We pressed ourselves up against the metal railing as the jamboree poured down the street. Thousands of red and green and yellow feathers, batons flying through the air and Katy Perry blaring out the speakers. There were drag queens glazed in make-up, politicians waving from floats, gay and lesbian couples strolling, smiling with their kids cheering on their shoulders. It was a blue warm summer afternoon and the air was filled with bliss.
We had a banner draped across the fence that said we were sorry. We wore shirts that said we were sorry. We held signs that said God loves you. We apologized for the how the church has hurt them, hurt some in our group, hurt me.
Not ten feet behind us, in a ring of police protection, were other signs. Ten foot tall banners. They were plastered with scripture and phrases like “Penis Perverts” and “Anal Addicts” and “Labia Lickers”. There were roughly fifteen of them, three of whom had megaphones, and one of them with a step ladder and thick black glasses. They took their turns barking out:
“SMOKE! HELL! SMOKE! You know what’s coming!!! God is going to burn you up! destroy you!”
“YOU ARE SICK! You sir, are a walking example of AIDS! YOU PERVERT! YOU ARE NOT NORMAL, YOU’RE A FREAK!”
“You hate GOD! You hate GOD! You hate GOD! You hate GOD”
“Shame on you! Shame on you! SHAME ON YOU!”
A lesbian couple approached the police perimeter, just below the man on the step ladder, yelling back at him. He smiled and sang.
“YOU ARE FILTHY WHORES! WHORES WHORES WHORES! But you know what? Even Jesus can save a little whore like you, REPENT YOU WHORES!”
Everybody knew these guys were jack-asses. They were hateful, crude, and yes, Evil. They were Westboro without the flag burning. As a group of gay veterans marched down the Parade, they screeched:
“YOU ARE NOT SOLDIERS! YOU ARE PERVERTS! YOU ARE NOT SOLDIERS! SHAME ON YOU!”
And even though you knew they weren’t really representing God, you felt dirty all over. Hours of hearing “SHAME ON YOU!” replays in your head and burns you with rage to the point where you start to think that breaking through the police to beat the snot out of them will be the only thing to bring you peace.
But then, there was this group of girls rollerblading down the street.

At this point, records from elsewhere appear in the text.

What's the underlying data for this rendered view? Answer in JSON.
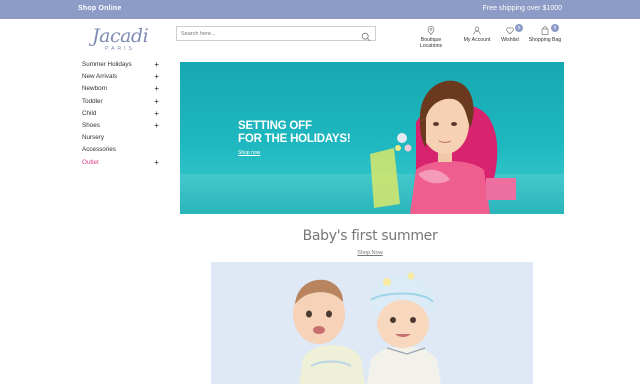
{
  "topbar": {
    "left_text": "Shop Online",
    "right_text": "Free shipping over $1000"
  },
  "logo": {
    "brand": "Jacadi",
    "sub": "PARIS"
  },
  "search": {
    "placeholder": "Search here..."
  },
  "nav_icons": [
    {
      "label": "Boutique Locations",
      "icon": "location-pin-icon"
    },
    {
      "label": "My Account",
      "icon": "user-icon"
    },
    {
      "label": "Wishlist",
      "icon": "heart-icon",
      "badge": "0"
    },
    {
      "label": "Shopping Bag",
      "icon": "bag-icon",
      "badge": "0"
    }
  ],
  "sidebar": {
    "items": [
      {
        "label": "Summer Holidays",
        "expandable": true
      },
      {
        "label": "New Arrivals",
        "expandable": true
      },
      {
        "label": "Newborn",
        "expandable": true
      },
      {
        "label": "Toddler",
        "expandable": true
      },
      {
        "label": "Child",
        "expandable": true
      },
      {
        "label": "Shoes",
        "expandable": true
      },
      {
        "label": "Nursery",
        "expandable": false
      },
      {
        "label": "Accessories",
        "expandable": false
      },
      {
        "label": "Outlet",
        "expandable": true
      }
    ]
  },
  "hero": {
    "line1": "SETTING OFF",
    "line2": "FOR THE HOLIDAYS!",
    "cta": "Shop now"
  },
  "section": {
    "title": "Baby's first summer",
    "cta": "Shop Now"
  },
  "colors": {
    "brand": "#8d9cc6",
    "outlet": "#d9428b",
    "hero_teal": "#1fb8c0"
  }
}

They had rainbow streamers in their hair and wore tasteful tank tops and gym shorts. One of them, this beautiful young woman was near the back. She was giggling happy, twirling in circles, gliding back and forth across the street- and I don’t know how to explain the expression on her face when she saw the protesters but it was like the air was sucked straight out of her.

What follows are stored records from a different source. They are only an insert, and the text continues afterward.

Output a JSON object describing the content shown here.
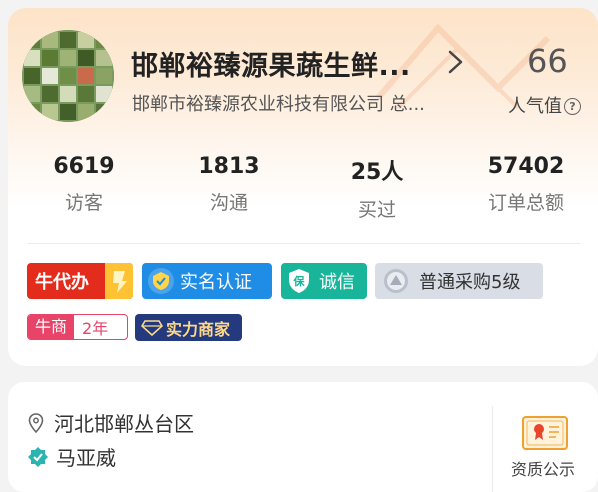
{
  "shop": {
    "name": "邯郸裕臻源果蔬生鲜...",
    "company": "邯郸市裕臻源农业科技有限公司  总...",
    "popularity_value": "66",
    "popularity_label": "人气值"
  },
  "stats": [
    {
      "value": "6619",
      "label": "访客"
    },
    {
      "value": "1813",
      "label": "沟通"
    },
    {
      "value": "25人",
      "label": "买过"
    },
    {
      "value": "57402",
      "label": "订单总额"
    }
  ],
  "badges": {
    "niudaiban": "牛代办",
    "realname": "实名认证",
    "chengxin": "诚信",
    "level": "普通采购5级",
    "niushang": "牛商",
    "niushang_years": "2年",
    "shili": "实力商家"
  },
  "info": {
    "location": "河北邯郸丛台区",
    "person": "马亚威",
    "cert_label": "资质公示"
  },
  "colors": {
    "accent_orange": "#fde3c8",
    "niudaiban_red": "#e32c1c",
    "realname_blue": "#1f8de6",
    "chengxin_teal": "#18b59b",
    "niushang_pink": "#e8446a",
    "shili_navy": "#243a7e",
    "verified_teal": "#2bb5b0"
  },
  "icons": {
    "help": "question-circle-icon",
    "location": "location-pin-icon",
    "verified": "verified-badge-icon",
    "certificate": "certificate-icon",
    "arrow": "chevron-right-icon"
  }
}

She was trying to shake it off, looking hard at the ground, but the congested parade had to come to a halt and she had to just stand there. She had to stand before a mob shrieking out whore! and pervert! and Hell! Hell! Hell! She had to stand there, exposed, breathless, unable to get away.
Her eyes dropped to our sign and with a furrowed brow, she read it. She tilted her head- perplexed, and read it again and again and again and then looked up at us smiling at her. This wave of emotion flushed through her face and it was so rare. The kind where you can see the beating heart in the creases of her forehead and the sparkle of her eyes. She started nodding, weeping, choking out a proud smile.
And then she really hugged us.
Like the purest most desperate kind of hug.
She whispered thank you, thank you and then skated backwards, sizing up the sign and crying all over again. A friend tugged at her arm as the parade began moving again. But she stayed for just a few moments longer. God Loves You, God Loves You.
I had to step away. I fled past the protesters shrieking in my ears, down an emptier street where I could crash on a curb and cry. I didn’t have any clear thoughts, no prayers were said, it was just an erupting of emotions and a steadying of my breath, because maybe this is the closest I’ve ever been to Jesus.
Standing at that fence, holding that girl, in a gust of piercing barbs, love swept in and stole the stage. It was louder than their megaphones and their curses. It was faster and struck deeper than anything ever could. A love so beautiful that it stops us in our skates and draws tears from our eyes. That is gospel, my friends, that is God.
And I know that these protesters don’t reflect many of the serious disagreements about sexuality within Christianity, but the bombastic slurs are the same I once leveled at myself. The same ones many of us did. The shame that overcame us like a fever and then, the surprise of Christ who came to call us good. Loved. Liked. Accepted. Created. Wept for. Rejoiced over. Loved. Loved. Loved. Loved. LOVED.
And at some point, it hit me that all this hugging and holding was for me too. I was placing my fingers over those hurt places, cleaning them with the reality that God is crazy over me. He delights in me. He made me. He holds me.
He died by lash, nail and suffocation, whispering the name of that girl in his final breaths. And she heard it. In the middle of it all, she heard it. It drew her in.